▶ WORK INSTRUCTIONS
Copy out the entries that come next, exactly.
(ENTRIES SHOWN begins)
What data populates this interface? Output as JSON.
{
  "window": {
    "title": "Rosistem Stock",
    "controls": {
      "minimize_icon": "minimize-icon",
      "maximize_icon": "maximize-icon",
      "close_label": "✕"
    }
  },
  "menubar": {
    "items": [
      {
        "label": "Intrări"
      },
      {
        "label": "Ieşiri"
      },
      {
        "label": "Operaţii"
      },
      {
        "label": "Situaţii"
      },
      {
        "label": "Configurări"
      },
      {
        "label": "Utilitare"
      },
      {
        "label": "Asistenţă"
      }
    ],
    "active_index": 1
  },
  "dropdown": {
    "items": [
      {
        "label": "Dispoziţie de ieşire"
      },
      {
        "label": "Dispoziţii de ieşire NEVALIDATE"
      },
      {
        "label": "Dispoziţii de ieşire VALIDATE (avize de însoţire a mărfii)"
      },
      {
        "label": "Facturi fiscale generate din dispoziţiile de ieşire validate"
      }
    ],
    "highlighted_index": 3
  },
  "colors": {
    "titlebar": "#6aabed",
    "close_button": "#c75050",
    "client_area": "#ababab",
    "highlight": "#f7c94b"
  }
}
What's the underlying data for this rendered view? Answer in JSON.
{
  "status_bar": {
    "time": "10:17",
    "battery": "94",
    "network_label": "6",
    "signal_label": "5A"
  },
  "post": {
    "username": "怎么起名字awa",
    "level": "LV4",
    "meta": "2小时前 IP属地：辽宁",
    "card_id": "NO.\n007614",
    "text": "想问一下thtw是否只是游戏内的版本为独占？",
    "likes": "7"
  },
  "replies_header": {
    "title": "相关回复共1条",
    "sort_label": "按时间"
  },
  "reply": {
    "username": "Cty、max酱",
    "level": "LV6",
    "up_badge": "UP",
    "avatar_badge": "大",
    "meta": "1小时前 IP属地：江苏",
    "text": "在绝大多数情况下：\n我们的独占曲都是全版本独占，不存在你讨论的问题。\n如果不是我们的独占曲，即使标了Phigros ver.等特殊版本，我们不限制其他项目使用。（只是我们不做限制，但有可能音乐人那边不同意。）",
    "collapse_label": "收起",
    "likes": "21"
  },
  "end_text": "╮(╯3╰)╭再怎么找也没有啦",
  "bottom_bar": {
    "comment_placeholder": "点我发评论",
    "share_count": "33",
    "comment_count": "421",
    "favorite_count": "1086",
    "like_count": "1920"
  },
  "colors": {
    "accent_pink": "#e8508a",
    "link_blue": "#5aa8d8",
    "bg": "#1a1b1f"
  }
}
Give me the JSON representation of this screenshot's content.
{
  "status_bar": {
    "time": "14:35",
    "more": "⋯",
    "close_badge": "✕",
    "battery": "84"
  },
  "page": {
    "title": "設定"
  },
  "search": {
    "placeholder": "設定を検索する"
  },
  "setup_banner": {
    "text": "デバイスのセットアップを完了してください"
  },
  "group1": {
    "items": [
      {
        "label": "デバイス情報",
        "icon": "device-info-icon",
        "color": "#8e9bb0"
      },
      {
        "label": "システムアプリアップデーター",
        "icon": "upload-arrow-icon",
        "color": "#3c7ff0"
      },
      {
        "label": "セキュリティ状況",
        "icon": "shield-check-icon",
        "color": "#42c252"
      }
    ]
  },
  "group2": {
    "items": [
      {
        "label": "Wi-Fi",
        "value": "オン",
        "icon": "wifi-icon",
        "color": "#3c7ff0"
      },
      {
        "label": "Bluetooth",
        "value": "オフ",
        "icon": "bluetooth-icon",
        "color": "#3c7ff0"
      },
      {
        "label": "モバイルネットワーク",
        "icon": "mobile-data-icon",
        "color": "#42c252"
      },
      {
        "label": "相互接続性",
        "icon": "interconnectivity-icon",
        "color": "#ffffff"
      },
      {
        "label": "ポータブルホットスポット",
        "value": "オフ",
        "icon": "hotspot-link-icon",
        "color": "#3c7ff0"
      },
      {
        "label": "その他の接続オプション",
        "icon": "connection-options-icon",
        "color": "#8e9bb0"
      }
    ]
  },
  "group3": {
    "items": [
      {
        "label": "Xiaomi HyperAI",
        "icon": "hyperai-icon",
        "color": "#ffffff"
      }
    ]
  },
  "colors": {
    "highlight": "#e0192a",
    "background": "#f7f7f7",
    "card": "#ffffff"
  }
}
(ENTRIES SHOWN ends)
▶ WRITTEN ANSWER
What data populates this interface? Output as JSON.
{
  "window": {
    "title": "Rosistem Stock",
    "controls": {
      "minimize_icon": "minimize-icon",
      "maximize_icon": "maximize-icon",
      "close_label": "✕"
    }
  },
  "menubar": {
    "items": [
      {
        "label": "Intrări"
      },
      {
        "label": "Ieşiri"
      },
      {
        "label": "Operaţii"
      },
      {
        "label": "Situaţii"
      },
      {
        "label": "Configurări"
      },
      {
        "label": "Utilitare"
      },
      {
        "label": "Asistenţă"
      }
    ],
    "active_index": 1
  },
  "dropdown": {
    "items": [
      {
        "label": "Dispoziţie de ieşire"
      },
      {
        "label": "Dispoziţii de ieşire NEVALIDATE"
      },
      {
        "label": "Dispoziţii de ieşire VALIDATE (avize de însoţire a mărfii)"
      },
      {
        "label": "Facturi fiscale generate din dispoziţiile de ieşire validate"
      }
    ],
    "highlighted_index": 3
  },
  "colors": {
    "titlebar": "#6aabed",
    "close_button": "#c75050",
    "client_area": "#ababab",
    "highlight": "#f7c94b"
  }
}
What's the underlying data for this rendered view? Answer in JSON.
{
  "status_bar": {
    "time": "10:17",
    "battery": "94",
    "network_label": "6",
    "signal_label": "5A"
  },
  "post": {
    "username": "怎么起名字awa",
    "level": "LV4",
    "meta": "2小时前 IP属地：辽宁",
    "card_id": "NO.\n007614",
    "text": "想问一下thtw是否只是游戏内的版本为独占？",
    "likes": "7"
  },
  "replies_header": {
    "title": "相关回复共1条",
    "sort_label": "按时间"
  },
  "reply": {
    "username": "Cty、max酱",
    "level": "LV6",
    "up_badge": "UP",
    "avatar_badge": "大",
    "meta": "1小时前 IP属地：江苏",
    "text": "在绝大多数情况下：\n我们的独占曲都是全版本独占，不存在你讨论的问题。\n如果不是我们的独占曲，即使标了Phigros ver.等特殊版本，我们不限制其他项目使用。（只是我们不做限制，但有可能音乐人那边不同意。）",
    "collapse_label": "收起",
    "likes": "21"
  },
  "end_text": "╮(╯3╰)╭再怎么找也没有啦",
  "bottom_bar": {
    "comment_placeholder": "点我发评论",
    "share_count": "33",
    "comment_count": "421",
    "favorite_count": "1086",
    "like_count": "1920"
  },
  "colors": {
    "accent_pink": "#e8508a",
    "link_blue": "#5aa8d8",
    "bg": "#1a1b1f"
  }
}
Give me the JSON representation of this screenshot's content.
{
  "status_bar": {
    "time": "14:35",
    "more": "⋯",
    "close_badge": "✕",
    "battery": "84"
  },
  "page": {
    "title": "設定"
  },
  "search": {
    "placeholder": "設定を検索する"
  },
  "setup_banner": {
    "text": "デバイスのセットアップを完了してください"
  },
  "group1": {
    "items": [
      {
        "label": "デバイス情報",
        "icon": "device-info-icon",
        "color": "#8e9bb0"
      },
      {
        "label": "システムアプリアップデーター",
        "icon": "upload-arrow-icon",
        "color": "#3c7ff0"
      },
      {
        "label": "セキュリティ状況",
        "icon": "shield-check-icon",
        "color": "#42c252"
      }
    ]
  },
  "group2": {
    "items": [
      {
        "label": "Wi-Fi",
        "value": "オン",
        "icon": "wifi-icon",
        "color": "#3c7ff0"
      },
      {
        "label": "Bluetooth",
        "value": "オフ",
        "icon": "bluetooth-icon",
        "color": "#3c7ff0"
      },
      {
        "label": "モバイルネットワーク",
        "icon": "mobile-data-icon",
        "color": "#42c252"
      },
      {
        "label": "相互接続性",
        "icon": "interconnectivity-icon",
        "color": "#ffffff"
      },
      {
        "label": "ポータブルホットスポット",
        "value": "オフ",
        "icon": "hotspot-link-icon",
        "color": "#3c7ff0"
      },
      {
        "label": "その他の接続オプション",
        "icon": "connection-options-icon",
        "color": "#8e9bb0"
      }
    ]
  },
  "group3": {
    "items": [
      {
        "label": "Xiaomi HyperAI",
        "icon": "hyperai-icon",
        "color": "#ffffff"
      }
    ]
  },
  "colors": {
    "highlight": "#e0192a",
    "background": "#f7f7f7",
    "card": "#ffffff"
  }
}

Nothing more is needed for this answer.